• _Work order_
Leaving the pictures aside, return the listing exactly as it appears.

━━━━

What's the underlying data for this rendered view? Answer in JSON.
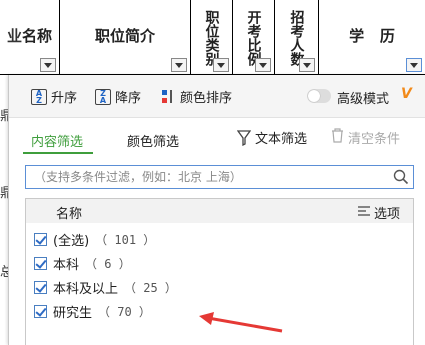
{
  "sheet": {
    "columns": [
      {
        "label": "名称",
        "prefix": "业"
      },
      {
        "label": "职位简介"
      },
      {
        "label": "职位类别"
      },
      {
        "label": "开考比例"
      },
      {
        "label": "招考人数"
      },
      {
        "label": "学   历"
      }
    ],
    "left_fragments": [
      "鼎",
      "鼎",
      "总"
    ]
  },
  "sort_bar": {
    "asc_label": "升序",
    "desc_label": "降序",
    "color_sort_label": "颜色排序",
    "advanced_mode_label": "高级模式"
  },
  "tabs": {
    "content_filter": "内容筛选",
    "color_filter": "颜色筛选",
    "text_filter": "文本筛选",
    "clear": "清空条件"
  },
  "search": {
    "placeholder": "（支持多条件过滤，例如：北京  上海）"
  },
  "list": {
    "name_header": "名称",
    "options_label": "选项",
    "items": [
      {
        "label": "(全选)",
        "count": "（ 101 ）"
      },
      {
        "label": "本科",
        "count": "（ 6 ）"
      },
      {
        "label": "本科及以上",
        "count": "（ 25 ）"
      },
      {
        "label": "研究生",
        "count": "（ 70 ）"
      }
    ]
  },
  "colors": {
    "accent": "#3f9e3c",
    "arrow": "#e53935",
    "check": "#2e6bc4"
  }
}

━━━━

• _Written answer_
What's the underlying data for this rendered view? Answer in JSON.
{
  "sheet": {
    "columns": [
      {
        "label": "名称",
        "prefix": "业"
      },
      {
        "label": "职位简介"
      },
      {
        "label": "职位类别"
      },
      {
        "label": "开考比例"
      },
      {
        "label": "招考人数"
      },
      {
        "label": "学   历"
      }
    ],
    "left_fragments": [
      "鼎",
      "鼎",
      "总"
    ]
  },
  "sort_bar": {
    "asc_label": "升序",
    "desc_label": "降序",
    "color_sort_label": "颜色排序",
    "advanced_mode_label": "高级模式"
  },
  "tabs": {
    "content_filter": "内容筛选",
    "color_filter": "颜色筛选",
    "text_filter": "文本筛选",
    "clear": "清空条件"
  },
  "search": {
    "placeholder": "（支持多条件过滤，例如：北京  上海）"
  },
  "list": {
    "name_header": "名称",
    "options_label": "选项",
    "items": [
      {
        "label": "(全选)",
        "count": "（ 101 ）"
      },
      {
        "label": "本科",
        "count": "（ 6 ）"
      },
      {
        "label": "本科及以上",
        "count": "（ 25 ）"
      },
      {
        "label": "研究生",
        "count": "（ 70 ）"
      }
    ]
  },
  "colors": {
    "accent": "#3f9e3c",
    "arrow": "#e53935",
    "check": "#2e6bc4"
  }
}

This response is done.